Look through the entries below. Report each line that has the word "Real" in it.

[[ STORED DATA, beginning ]]

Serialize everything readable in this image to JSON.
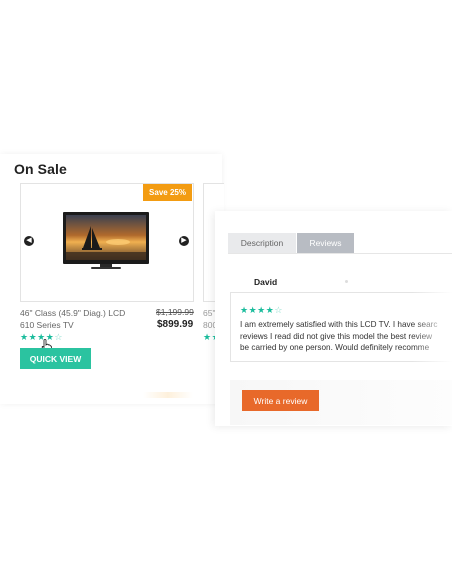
{
  "on_sale": {
    "title": "On Sale",
    "badge": "Save 25%",
    "product": {
      "name_line1": "46\" Class (45.9\" Diag.) LCD",
      "name_line2": "610 Series TV",
      "old_price": "$1,199.99",
      "new_price": "$899.99",
      "rating": 4,
      "rating_max": 5
    },
    "next_product": {
      "name_line1": "65\"",
      "name_line2": "800"
    },
    "quick_view_label": "QUICK VIEW",
    "colors": {
      "badge": "#f39c12",
      "quick_view": "#2bc3a0",
      "stars": "#1abc9c"
    }
  },
  "reviews_panel": {
    "tabs": [
      {
        "label": "Description",
        "active": false
      },
      {
        "label": "Reviews",
        "active": true
      }
    ],
    "review": {
      "author": "David",
      "rating": 4,
      "rating_max": 5,
      "text_lines": [
        "I am extremely satisfied with this LCD TV. I have searc",
        "reviews I read did not give this model the best review",
        "be carried by one person. Would definitely recomme"
      ]
    },
    "write_review_label": "Write a review",
    "colors": {
      "write_review": "#e8692a"
    }
  },
  "icons": {
    "prev": "chevron-left-icon",
    "next": "chevron-right-icon",
    "cursor": "hand-pointer-icon"
  }
}
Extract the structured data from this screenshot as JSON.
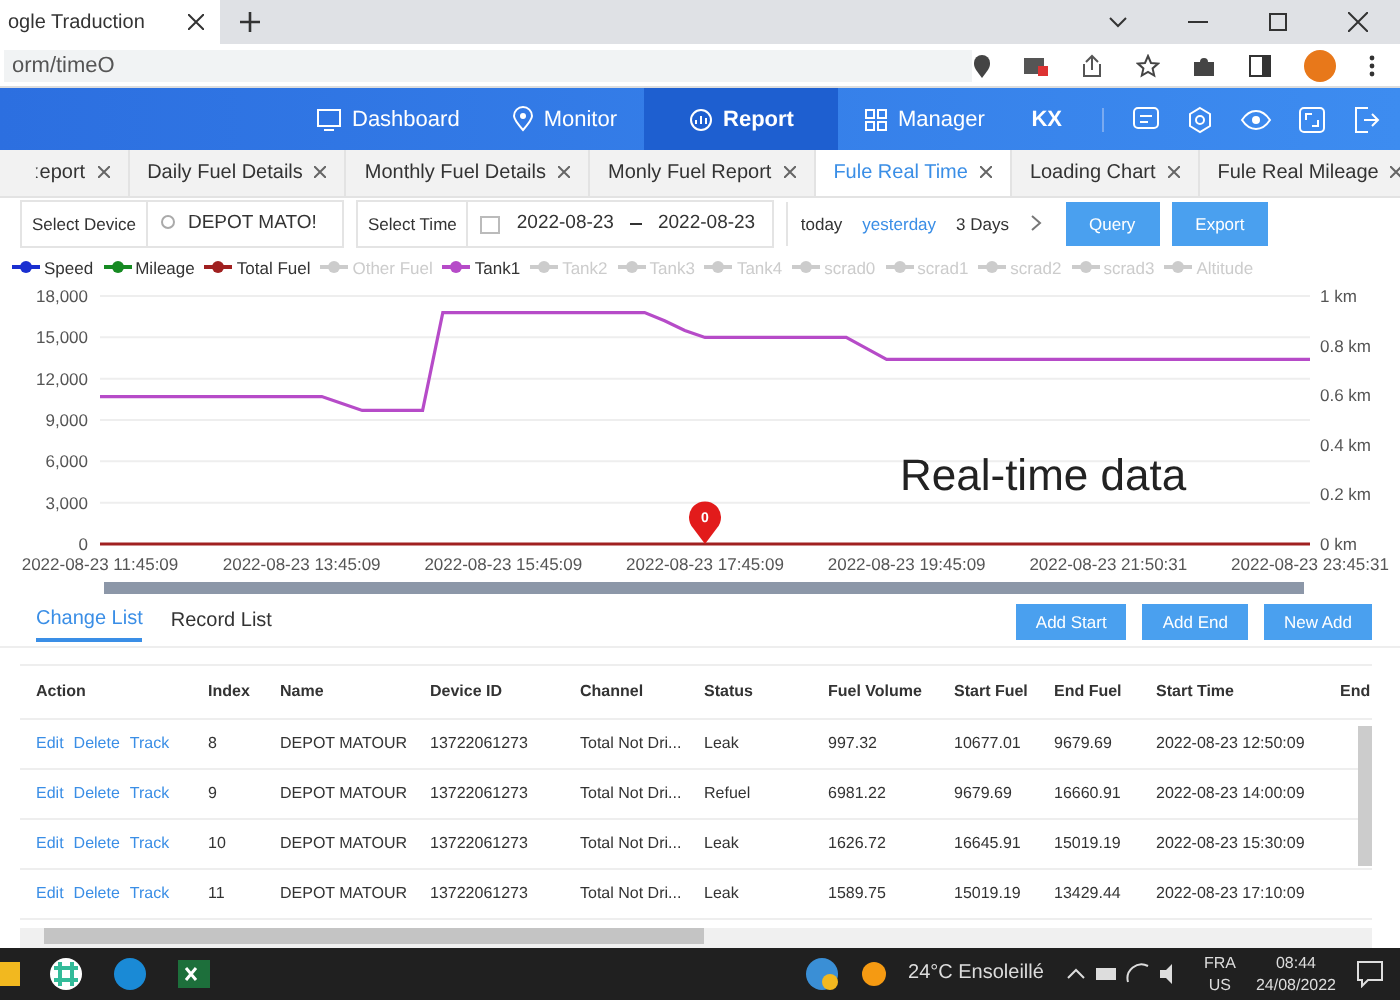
{
  "browser": {
    "tab_title": "ogle Traduction",
    "address": "orm/timeO"
  },
  "nav": {
    "items": [
      {
        "label": "Dashboard",
        "selected": false
      },
      {
        "label": "Monitor",
        "selected": false
      },
      {
        "label": "Report",
        "selected": true
      },
      {
        "label": "Manager",
        "selected": false
      }
    ],
    "user": "KX"
  },
  "tabs": [
    {
      "label": "ːeport",
      "selected": false
    },
    {
      "label": "Daily Fuel Details",
      "selected": false
    },
    {
      "label": "Monthly Fuel Details",
      "selected": false
    },
    {
      "label": "Monly Fuel Report",
      "selected": false
    },
    {
      "label": "Fule Real Time",
      "selected": true
    },
    {
      "label": "Loading Chart",
      "selected": false
    },
    {
      "label": "Fule Real Mileage",
      "selected": false
    }
  ],
  "filters": {
    "device_label": "Select Device",
    "device": "DEPOT MATO!",
    "time_label": "Select Time",
    "from": "2022-08-23",
    "to": "2022-08-23",
    "quick": [
      {
        "label": "today",
        "selected": false
      },
      {
        "label": "yesterday",
        "selected": true
      },
      {
        "label": "3 Days",
        "selected": false
      }
    ],
    "buttons": [
      "Query",
      "Export"
    ]
  },
  "chart": {
    "caption": "Real-time data",
    "marker": "0",
    "right_axis_labels": [
      "1 km",
      "0.8 km",
      "0.6 km",
      "0.4 km",
      "0.2 km",
      "0 km"
    ],
    "legend": [
      {
        "enabled": true
      },
      {
        "enabled": true
      },
      {
        "enabled": true
      },
      {
        "enabled": false
      },
      {
        "enabled": true
      },
      {
        "enabled": false
      },
      {
        "enabled": false
      },
      {
        "enabled": false
      },
      {
        "enabled": false
      },
      {
        "enabled": false
      },
      {
        "enabled": false
      },
      {
        "enabled": false
      },
      {
        "enabled": false
      }
    ],
    "chart_data": {
      "type": "line",
      "grid": true,
      "categories": [
        "2022-08-23 11:45:09",
        null,
        null,
        null,
        null,
        null,
        null,
        null,
        null,
        null,
        "2022-08-23 13:45:09",
        null,
        null,
        null,
        null,
        null,
        null,
        null,
        null,
        null,
        "2022-08-23 15:45:09",
        null,
        null,
        null,
        null,
        null,
        null,
        null,
        null,
        null,
        "2022-08-23 17:45:09",
        null,
        null,
        null,
        null,
        null,
        null,
        null,
        null,
        null,
        "2022-08-23 19:45:09",
        null,
        null,
        null,
        null,
        null,
        null,
        null,
        null,
        null,
        "2022-08-23 21:50:31",
        null,
        null,
        null,
        null,
        null,
        null,
        null,
        null,
        null,
        "2022-08-23 23:45:31"
      ],
      "series": [
        {
          "name": "Speed",
          "color": "#1a2fd0",
          "values": [
            null,
            null,
            null,
            null,
            null,
            null,
            null,
            null,
            null,
            null,
            null,
            null,
            null,
            null,
            null,
            null,
            null,
            null,
            null,
            null,
            null,
            null,
            null,
            null,
            null,
            null,
            null,
            null,
            null,
            null,
            null,
            null,
            null,
            null,
            null,
            null,
            null,
            null,
            null,
            null,
            null,
            null,
            null,
            null,
            null,
            null,
            null,
            null,
            null,
            null,
            null,
            null,
            null,
            null,
            null,
            null,
            null,
            null,
            null,
            null,
            null
          ]
        },
        {
          "name": "Mileage",
          "color": "#168a22",
          "values": [
            null,
            null,
            null,
            null,
            null,
            null,
            null,
            null,
            null,
            null,
            null,
            null,
            null,
            null,
            null,
            null,
            null,
            null,
            null,
            null,
            null,
            null,
            null,
            null,
            null,
            null,
            null,
            null,
            null,
            null,
            null,
            null,
            null,
            null,
            null,
            null,
            null,
            null,
            null,
            null,
            null,
            null,
            null,
            null,
            null,
            null,
            null,
            null,
            null,
            null,
            null,
            null,
            null,
            null,
            null,
            null,
            null,
            null,
            null,
            null,
            null
          ]
        },
        {
          "name": "Total Fuel",
          "color": "#a02020",
          "values": [
            0,
            0,
            0,
            0,
            0,
            0,
            0,
            0,
            0,
            0,
            0,
            0,
            0,
            0,
            0,
            0,
            0,
            0,
            0,
            0,
            0,
            0,
            0,
            0,
            0,
            0,
            0,
            0,
            0,
            0,
            0,
            0,
            0,
            0,
            0,
            0,
            0,
            0,
            0,
            0,
            0,
            0,
            0,
            0,
            0,
            0,
            0,
            0,
            0,
            0,
            0,
            0,
            0,
            0,
            0,
            0,
            0,
            0,
            0,
            0,
            0
          ]
        },
        {
          "name": "Other Fuel",
          "color": "#cccccc",
          "values": [
            null,
            null,
            null,
            null,
            null,
            null,
            null,
            null,
            null,
            null,
            null,
            null,
            null,
            null,
            null,
            null,
            null,
            null,
            null,
            null,
            null,
            null,
            null,
            null,
            null,
            null,
            null,
            null,
            null,
            null,
            null,
            null,
            null,
            null,
            null,
            null,
            null,
            null,
            null,
            null,
            null,
            null,
            null,
            null,
            null,
            null,
            null,
            null,
            null,
            null,
            null,
            null,
            null,
            null,
            null,
            null,
            null,
            null,
            null,
            null,
            null
          ]
        },
        {
          "name": "Tank1",
          "color": "#b64bc8",
          "values": [
            10700,
            10700,
            10700,
            10700,
            10700,
            10700,
            10700,
            10700,
            10700,
            10700,
            10700,
            10700,
            10200,
            9700,
            9700,
            9700,
            9700,
            16800,
            16800,
            16800,
            16800,
            16800,
            16800,
            16800,
            16800,
            16800,
            16800,
            16800,
            16200,
            15500,
            15000,
            15000,
            15000,
            15000,
            15000,
            15000,
            15000,
            15000,
            14200,
            13400,
            13400,
            13400,
            13400,
            13400,
            13400,
            13400,
            13400,
            13400,
            13400,
            13400,
            13400,
            13400,
            13400,
            13400,
            13400,
            13400,
            13400,
            13400,
            13400,
            13400,
            13400
          ]
        },
        {
          "name": "Tank2",
          "color": "#cccccc",
          "values": [
            null,
            null,
            null,
            null,
            null,
            null,
            null,
            null,
            null,
            null,
            null,
            null,
            null,
            null,
            null,
            null,
            null,
            null,
            null,
            null,
            null,
            null,
            null,
            null,
            null,
            null,
            null,
            null,
            null,
            null,
            null,
            null,
            null,
            null,
            null,
            null,
            null,
            null,
            null,
            null,
            null,
            null,
            null,
            null,
            null,
            null,
            null,
            null,
            null,
            null,
            null,
            null,
            null,
            null,
            null,
            null,
            null,
            null,
            null,
            null,
            null
          ]
        },
        {
          "name": "Tank3",
          "color": "#cccccc",
          "values": [
            null,
            null,
            null,
            null,
            null,
            null,
            null,
            null,
            null,
            null,
            null,
            null,
            null,
            null,
            null,
            null,
            null,
            null,
            null,
            null,
            null,
            null,
            null,
            null,
            null,
            null,
            null,
            null,
            null,
            null,
            null,
            null,
            null,
            null,
            null,
            null,
            null,
            null,
            null,
            null,
            null,
            null,
            null,
            null,
            null,
            null,
            null,
            null,
            null,
            null,
            null,
            null,
            null,
            null,
            null,
            null,
            null,
            null,
            null,
            null,
            null
          ]
        },
        {
          "name": "Tank4",
          "color": "#cccccc",
          "values": [
            null,
            null,
            null,
            null,
            null,
            null,
            null,
            null,
            null,
            null,
            null,
            null,
            null,
            null,
            null,
            null,
            null,
            null,
            null,
            null,
            null,
            null,
            null,
            null,
            null,
            null,
            null,
            null,
            null,
            null,
            null,
            null,
            null,
            null,
            null,
            null,
            null,
            null,
            null,
            null,
            null,
            null,
            null,
            null,
            null,
            null,
            null,
            null,
            null,
            null,
            null,
            null,
            null,
            null,
            null,
            null,
            null,
            null,
            null,
            null,
            null
          ]
        },
        {
          "name": "scrad0",
          "color": "#cccccc",
          "values": [
            null,
            null,
            null,
            null,
            null,
            null,
            null,
            null,
            null,
            null,
            null,
            null,
            null,
            null,
            null,
            null,
            null,
            null,
            null,
            null,
            null,
            null,
            null,
            null,
            null,
            null,
            null,
            null,
            null,
            null,
            null,
            null,
            null,
            null,
            null,
            null,
            null,
            null,
            null,
            null,
            null,
            null,
            null,
            null,
            null,
            null,
            null,
            null,
            null,
            null,
            null,
            null,
            null,
            null,
            null,
            null,
            null,
            null,
            null,
            null,
            null
          ]
        },
        {
          "name": "scrad1",
          "color": "#cccccc",
          "values": [
            null,
            null,
            null,
            null,
            null,
            null,
            null,
            null,
            null,
            null,
            null,
            null,
            null,
            null,
            null,
            null,
            null,
            null,
            null,
            null,
            null,
            null,
            null,
            null,
            null,
            null,
            null,
            null,
            null,
            null,
            null,
            null,
            null,
            null,
            null,
            null,
            null,
            null,
            null,
            null,
            null,
            null,
            null,
            null,
            null,
            null,
            null,
            null,
            null,
            null,
            null,
            null,
            null,
            null,
            null,
            null,
            null,
            null,
            null,
            null,
            null
          ]
        },
        {
          "name": "scrad2",
          "color": "#cccccc",
          "values": [
            null,
            null,
            null,
            null,
            null,
            null,
            null,
            null,
            null,
            null,
            null,
            null,
            null,
            null,
            null,
            null,
            null,
            null,
            null,
            null,
            null,
            null,
            null,
            null,
            null,
            null,
            null,
            null,
            null,
            null,
            null,
            null,
            null,
            null,
            null,
            null,
            null,
            null,
            null,
            null,
            null,
            null,
            null,
            null,
            null,
            null,
            null,
            null,
            null,
            null,
            null,
            null,
            null,
            null,
            null,
            null,
            null,
            null,
            null,
            null,
            null
          ]
        },
        {
          "name": "scrad3",
          "color": "#cccccc",
          "values": [
            null,
            null,
            null,
            null,
            null,
            null,
            null,
            null,
            null,
            null,
            null,
            null,
            null,
            null,
            null,
            null,
            null,
            null,
            null,
            null,
            null,
            null,
            null,
            null,
            null,
            null,
            null,
            null,
            null,
            null,
            null,
            null,
            null,
            null,
            null,
            null,
            null,
            null,
            null,
            null,
            null,
            null,
            null,
            null,
            null,
            null,
            null,
            null,
            null,
            null,
            null,
            null,
            null,
            null,
            null,
            null,
            null,
            null,
            null,
            null,
            null
          ]
        },
        {
          "name": "Altitude",
          "color": "#cccccc",
          "values": [
            null,
            null,
            null,
            null,
            null,
            null,
            null,
            null,
            null,
            null,
            null,
            null,
            null,
            null,
            null,
            null,
            null,
            null,
            null,
            null,
            null,
            null,
            null,
            null,
            null,
            null,
            null,
            null,
            null,
            null,
            null,
            null,
            null,
            null,
            null,
            null,
            null,
            null,
            null,
            null,
            null,
            null,
            null,
            null,
            null,
            null,
            null,
            null,
            null,
            null,
            null,
            null,
            null,
            null,
            null,
            null,
            null,
            null,
            null,
            null,
            null
          ]
        }
      ],
      "ylim": [
        0,
        18000
      ],
      "yticks": [
        {
          "value": 0,
          "label": "0"
        },
        {
          "value": 3000,
          "label": "3,000"
        },
        {
          "value": 6000,
          "label": "6,000"
        },
        {
          "value": 9000,
          "label": "9,000"
        },
        {
          "value": 12000,
          "label": "12,000"
        },
        {
          "value": 15000,
          "label": "15,000"
        },
        {
          "value": 18000,
          "label": "18,000"
        }
      ]
    }
  },
  "list_tabs": [
    {
      "label": "Change List",
      "selected": true
    },
    {
      "label": "Record List",
      "selected": false
    }
  ],
  "list_buttons": [
    "Add Start",
    "Add End",
    "New Add"
  ],
  "table": {
    "columns": [
      "Action",
      "Index",
      "Name",
      "Device ID",
      "Channel",
      "Status",
      "Fuel Volume",
      "Start Fuel",
      "End Fuel",
      "Start Time",
      "End"
    ],
    "rows": [
      [
        [
          "Edit",
          "Delete",
          "Track"
        ],
        "8",
        "DEPOT MATOUR",
        "13722061273",
        "Total Not Dri...",
        "Leak",
        "997.32",
        "10677.01",
        "9679.69",
        "2022-08-23 12:50:09"
      ],
      [
        [
          "Edit",
          "Delete",
          "Track"
        ],
        "9",
        "DEPOT MATOUR",
        "13722061273",
        "Total Not Dri...",
        "Refuel",
        "6981.22",
        "9679.69",
        "16660.91",
        "2022-08-23 14:00:09"
      ],
      [
        [
          "Edit",
          "Delete",
          "Track"
        ],
        "10",
        "DEPOT MATOUR",
        "13722061273",
        "Total Not Dri...",
        "Leak",
        "1626.72",
        "16645.91",
        "15019.19",
        "2022-08-23 15:30:09"
      ],
      [
        [
          "Edit",
          "Delete",
          "Track"
        ],
        "11",
        "DEPOT MATOUR",
        "13722061273",
        "Total Not Dri...",
        "Leak",
        "1589.75",
        "15019.19",
        "13429.44",
        "2022-08-23 17:10:09"
      ]
    ]
  },
  "taskbar": {
    "weather": "24°C  Ensoleillé",
    "lang": "FRA",
    "region": "US",
    "time": "08:44",
    "date": "24/08/2022"
  }
}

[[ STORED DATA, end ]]

→ COMPLETED TASK:
      "label": "Fule Real Time",
      "label": "Fule Real Mileage",
    "caption": "Real-time data",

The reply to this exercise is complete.